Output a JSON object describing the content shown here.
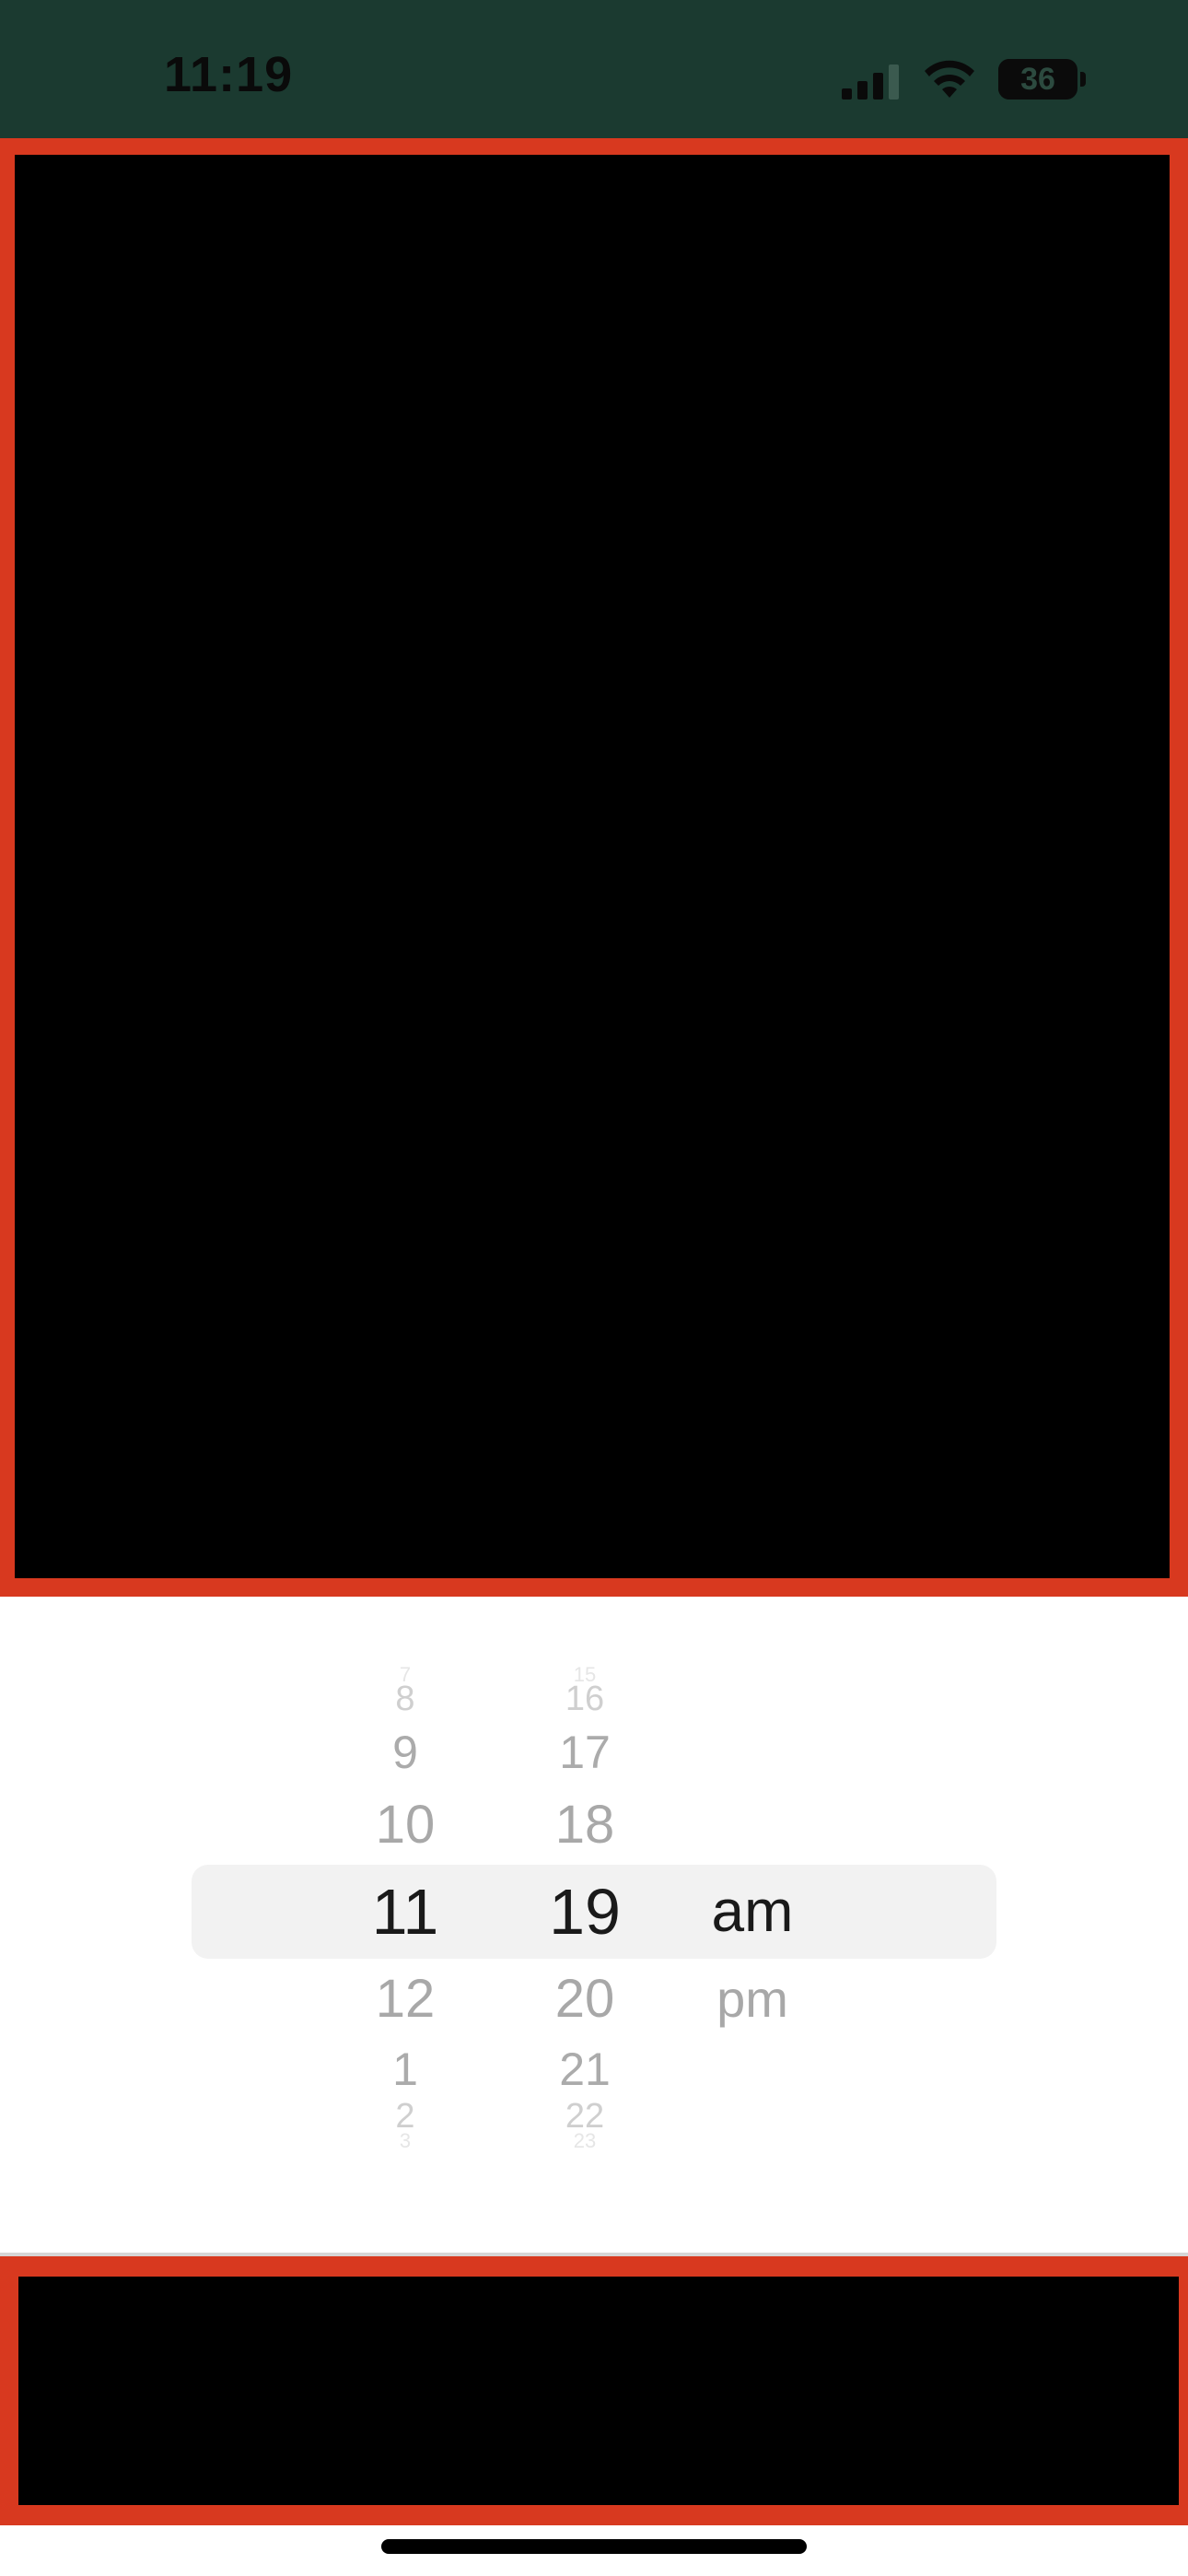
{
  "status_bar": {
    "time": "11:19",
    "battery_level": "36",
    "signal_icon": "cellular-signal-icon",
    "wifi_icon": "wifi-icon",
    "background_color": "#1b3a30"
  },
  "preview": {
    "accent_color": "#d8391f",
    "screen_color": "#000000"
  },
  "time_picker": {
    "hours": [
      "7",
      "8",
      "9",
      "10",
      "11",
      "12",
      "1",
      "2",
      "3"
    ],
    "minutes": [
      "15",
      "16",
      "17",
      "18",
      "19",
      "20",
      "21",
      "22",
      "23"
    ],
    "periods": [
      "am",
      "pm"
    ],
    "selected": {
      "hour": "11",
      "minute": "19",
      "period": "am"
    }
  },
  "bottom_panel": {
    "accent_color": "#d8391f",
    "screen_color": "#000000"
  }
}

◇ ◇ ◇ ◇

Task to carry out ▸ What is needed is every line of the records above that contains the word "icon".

Expected answer ▸
    "signal_icon": "cellular-signal-icon",
    "wifi_icon": "wifi-icon",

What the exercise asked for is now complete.